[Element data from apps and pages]
++++++++++++++++++++

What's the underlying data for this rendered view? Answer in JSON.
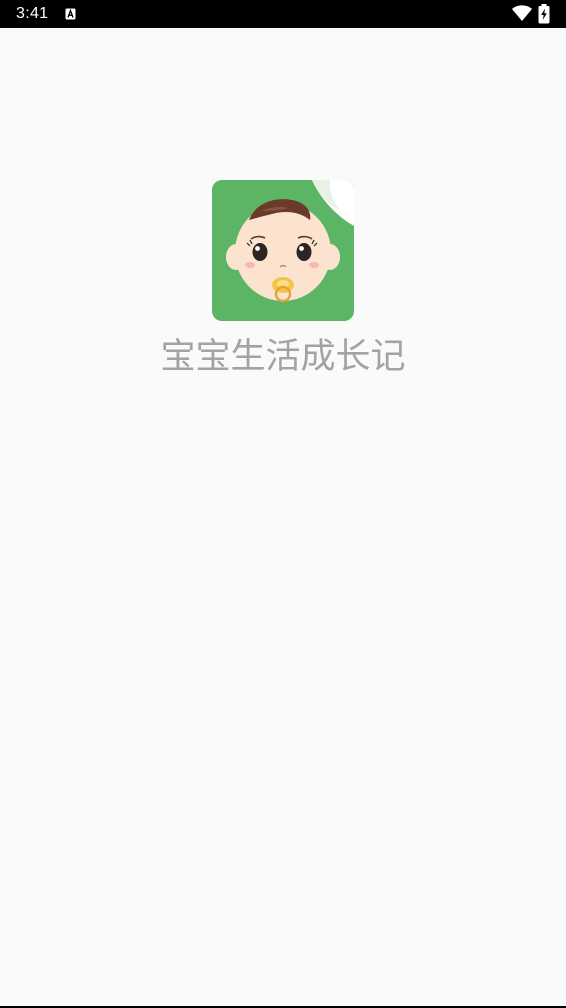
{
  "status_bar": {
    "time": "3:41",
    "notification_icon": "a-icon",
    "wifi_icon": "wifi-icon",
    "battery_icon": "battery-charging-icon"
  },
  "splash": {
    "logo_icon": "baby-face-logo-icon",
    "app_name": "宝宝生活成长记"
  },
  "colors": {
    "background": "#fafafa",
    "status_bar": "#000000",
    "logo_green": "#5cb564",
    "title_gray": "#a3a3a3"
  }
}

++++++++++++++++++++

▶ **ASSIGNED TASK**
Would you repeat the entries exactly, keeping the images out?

▶ **RESULT FOR THIS EXERCISE**
What's the underlying data for this rendered view? Answer in JSON.
{
  "status_bar": {
    "time": "3:41",
    "notification_icon": "a-icon",
    "wifi_icon": "wifi-icon",
    "battery_icon": "battery-charging-icon"
  },
  "splash": {
    "logo_icon": "baby-face-logo-icon",
    "app_name": "宝宝生活成长记"
  },
  "colors": {
    "background": "#fafafa",
    "status_bar": "#000000",
    "logo_green": "#5cb564",
    "title_gray": "#a3a3a3"
  }
}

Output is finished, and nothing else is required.